Interface dataset entries:

==================================================

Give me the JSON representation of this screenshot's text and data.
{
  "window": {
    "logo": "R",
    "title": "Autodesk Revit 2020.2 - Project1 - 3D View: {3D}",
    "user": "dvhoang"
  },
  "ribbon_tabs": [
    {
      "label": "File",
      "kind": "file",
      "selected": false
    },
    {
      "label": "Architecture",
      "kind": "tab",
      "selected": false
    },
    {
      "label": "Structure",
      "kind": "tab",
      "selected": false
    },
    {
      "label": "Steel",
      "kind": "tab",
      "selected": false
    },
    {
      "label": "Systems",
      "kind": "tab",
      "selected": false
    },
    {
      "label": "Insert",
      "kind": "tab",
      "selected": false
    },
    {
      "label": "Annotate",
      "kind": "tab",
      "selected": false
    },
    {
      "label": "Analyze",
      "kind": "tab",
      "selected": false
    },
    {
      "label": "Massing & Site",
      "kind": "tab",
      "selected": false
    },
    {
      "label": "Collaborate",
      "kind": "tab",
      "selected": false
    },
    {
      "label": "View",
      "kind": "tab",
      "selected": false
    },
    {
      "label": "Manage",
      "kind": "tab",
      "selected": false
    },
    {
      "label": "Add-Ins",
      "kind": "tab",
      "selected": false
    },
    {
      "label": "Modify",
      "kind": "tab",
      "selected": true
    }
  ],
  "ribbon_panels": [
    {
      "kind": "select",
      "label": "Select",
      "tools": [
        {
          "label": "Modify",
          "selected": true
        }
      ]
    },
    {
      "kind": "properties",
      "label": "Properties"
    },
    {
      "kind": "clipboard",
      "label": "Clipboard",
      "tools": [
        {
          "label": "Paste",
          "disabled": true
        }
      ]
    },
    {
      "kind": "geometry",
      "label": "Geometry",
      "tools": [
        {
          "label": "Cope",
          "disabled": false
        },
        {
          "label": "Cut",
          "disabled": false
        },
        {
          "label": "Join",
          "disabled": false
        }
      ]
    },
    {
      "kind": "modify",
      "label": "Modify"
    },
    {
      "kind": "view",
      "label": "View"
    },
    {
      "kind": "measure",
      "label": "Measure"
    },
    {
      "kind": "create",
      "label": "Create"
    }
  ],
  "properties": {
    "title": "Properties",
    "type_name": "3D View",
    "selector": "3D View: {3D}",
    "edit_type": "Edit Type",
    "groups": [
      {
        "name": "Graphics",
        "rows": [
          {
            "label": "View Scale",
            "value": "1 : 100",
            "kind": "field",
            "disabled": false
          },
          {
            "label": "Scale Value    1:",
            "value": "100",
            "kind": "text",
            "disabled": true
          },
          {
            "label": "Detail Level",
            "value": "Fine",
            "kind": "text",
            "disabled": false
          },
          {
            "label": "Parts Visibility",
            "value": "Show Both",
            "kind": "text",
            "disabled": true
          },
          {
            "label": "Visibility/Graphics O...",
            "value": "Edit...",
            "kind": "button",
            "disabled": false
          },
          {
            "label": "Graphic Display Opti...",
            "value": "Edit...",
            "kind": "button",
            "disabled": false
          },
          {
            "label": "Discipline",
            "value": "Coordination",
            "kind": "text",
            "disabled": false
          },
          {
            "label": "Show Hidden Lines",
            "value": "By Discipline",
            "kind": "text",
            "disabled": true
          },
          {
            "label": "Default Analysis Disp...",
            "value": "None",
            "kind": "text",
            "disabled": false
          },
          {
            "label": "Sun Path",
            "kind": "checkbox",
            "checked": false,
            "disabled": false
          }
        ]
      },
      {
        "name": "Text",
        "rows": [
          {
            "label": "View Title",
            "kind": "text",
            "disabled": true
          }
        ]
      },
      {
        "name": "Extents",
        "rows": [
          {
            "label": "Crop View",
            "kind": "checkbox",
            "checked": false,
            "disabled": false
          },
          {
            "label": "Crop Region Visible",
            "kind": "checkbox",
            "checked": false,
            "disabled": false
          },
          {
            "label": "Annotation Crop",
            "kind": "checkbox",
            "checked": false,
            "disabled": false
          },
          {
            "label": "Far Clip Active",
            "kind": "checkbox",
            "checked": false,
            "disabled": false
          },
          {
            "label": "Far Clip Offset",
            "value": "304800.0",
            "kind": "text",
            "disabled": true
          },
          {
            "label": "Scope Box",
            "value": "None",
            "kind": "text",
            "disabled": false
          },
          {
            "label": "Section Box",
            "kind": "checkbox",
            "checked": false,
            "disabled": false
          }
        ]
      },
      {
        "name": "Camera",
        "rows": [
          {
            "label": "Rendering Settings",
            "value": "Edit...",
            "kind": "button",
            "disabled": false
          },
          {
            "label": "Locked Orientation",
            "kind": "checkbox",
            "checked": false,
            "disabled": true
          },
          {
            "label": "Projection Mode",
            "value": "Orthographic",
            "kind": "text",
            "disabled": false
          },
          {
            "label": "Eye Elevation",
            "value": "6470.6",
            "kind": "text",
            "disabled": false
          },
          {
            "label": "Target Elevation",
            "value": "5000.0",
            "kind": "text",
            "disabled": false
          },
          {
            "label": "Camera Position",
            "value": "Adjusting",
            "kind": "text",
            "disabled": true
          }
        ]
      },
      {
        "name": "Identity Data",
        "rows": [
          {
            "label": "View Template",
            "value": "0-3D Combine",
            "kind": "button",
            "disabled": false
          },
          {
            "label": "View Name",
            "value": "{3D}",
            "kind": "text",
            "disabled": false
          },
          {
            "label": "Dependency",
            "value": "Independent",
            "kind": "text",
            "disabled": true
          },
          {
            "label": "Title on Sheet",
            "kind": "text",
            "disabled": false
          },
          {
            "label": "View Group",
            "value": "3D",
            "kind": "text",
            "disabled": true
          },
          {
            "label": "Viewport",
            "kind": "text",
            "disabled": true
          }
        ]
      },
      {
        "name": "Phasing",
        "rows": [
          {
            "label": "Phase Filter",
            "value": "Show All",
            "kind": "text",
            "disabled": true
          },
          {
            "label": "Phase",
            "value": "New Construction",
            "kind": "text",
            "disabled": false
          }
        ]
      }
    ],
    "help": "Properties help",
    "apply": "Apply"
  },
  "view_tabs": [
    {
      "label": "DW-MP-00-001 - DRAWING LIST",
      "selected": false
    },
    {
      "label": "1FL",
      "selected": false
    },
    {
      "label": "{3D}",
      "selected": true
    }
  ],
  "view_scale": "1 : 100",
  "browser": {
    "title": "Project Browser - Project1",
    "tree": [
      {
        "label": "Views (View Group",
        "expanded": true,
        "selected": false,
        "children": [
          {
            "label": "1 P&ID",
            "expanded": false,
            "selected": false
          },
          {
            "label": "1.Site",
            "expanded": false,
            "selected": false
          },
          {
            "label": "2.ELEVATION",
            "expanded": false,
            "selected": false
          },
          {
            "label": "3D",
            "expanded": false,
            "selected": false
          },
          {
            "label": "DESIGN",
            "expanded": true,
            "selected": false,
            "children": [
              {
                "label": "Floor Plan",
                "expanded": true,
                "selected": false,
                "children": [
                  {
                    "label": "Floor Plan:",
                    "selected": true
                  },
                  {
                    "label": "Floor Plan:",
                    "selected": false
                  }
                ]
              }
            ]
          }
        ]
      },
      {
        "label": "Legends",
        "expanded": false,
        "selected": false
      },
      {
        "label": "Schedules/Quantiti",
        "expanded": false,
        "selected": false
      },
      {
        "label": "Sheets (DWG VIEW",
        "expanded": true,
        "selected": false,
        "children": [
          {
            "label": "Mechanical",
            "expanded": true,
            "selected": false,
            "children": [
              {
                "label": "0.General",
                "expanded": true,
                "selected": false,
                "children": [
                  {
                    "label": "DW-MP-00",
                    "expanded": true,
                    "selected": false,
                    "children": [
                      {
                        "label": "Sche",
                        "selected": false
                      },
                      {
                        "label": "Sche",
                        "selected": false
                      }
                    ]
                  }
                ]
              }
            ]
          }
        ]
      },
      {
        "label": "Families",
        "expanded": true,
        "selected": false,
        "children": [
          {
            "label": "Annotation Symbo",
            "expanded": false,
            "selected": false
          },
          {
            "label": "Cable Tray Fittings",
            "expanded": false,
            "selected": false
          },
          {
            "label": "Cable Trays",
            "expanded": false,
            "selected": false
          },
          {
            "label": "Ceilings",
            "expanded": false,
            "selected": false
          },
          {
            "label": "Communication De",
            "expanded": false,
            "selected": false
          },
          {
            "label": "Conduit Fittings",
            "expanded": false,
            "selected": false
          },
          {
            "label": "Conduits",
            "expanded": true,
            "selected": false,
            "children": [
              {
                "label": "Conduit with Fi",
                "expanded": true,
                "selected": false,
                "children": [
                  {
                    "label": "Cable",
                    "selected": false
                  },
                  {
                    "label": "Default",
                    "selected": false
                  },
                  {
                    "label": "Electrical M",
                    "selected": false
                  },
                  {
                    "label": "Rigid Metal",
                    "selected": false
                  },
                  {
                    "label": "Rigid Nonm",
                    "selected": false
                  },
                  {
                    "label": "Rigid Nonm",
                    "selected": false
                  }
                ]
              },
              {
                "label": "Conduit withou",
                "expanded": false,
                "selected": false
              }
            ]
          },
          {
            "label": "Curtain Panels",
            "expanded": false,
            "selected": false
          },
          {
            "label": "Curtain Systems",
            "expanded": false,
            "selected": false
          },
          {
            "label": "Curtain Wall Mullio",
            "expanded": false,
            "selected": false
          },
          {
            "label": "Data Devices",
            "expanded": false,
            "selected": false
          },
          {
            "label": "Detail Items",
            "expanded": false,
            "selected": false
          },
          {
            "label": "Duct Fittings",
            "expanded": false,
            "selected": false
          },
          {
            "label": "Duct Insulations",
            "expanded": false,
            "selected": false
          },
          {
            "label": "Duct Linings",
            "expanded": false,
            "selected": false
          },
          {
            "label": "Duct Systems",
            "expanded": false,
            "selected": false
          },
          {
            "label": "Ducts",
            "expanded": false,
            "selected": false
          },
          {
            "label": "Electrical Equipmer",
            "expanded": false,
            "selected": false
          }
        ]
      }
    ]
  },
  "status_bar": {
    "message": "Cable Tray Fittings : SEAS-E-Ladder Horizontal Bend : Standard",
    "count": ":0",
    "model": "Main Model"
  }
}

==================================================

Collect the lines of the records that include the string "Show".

            "value": "Show Both",
            "label": "Show Hidden Lines",
            "value": "Show All",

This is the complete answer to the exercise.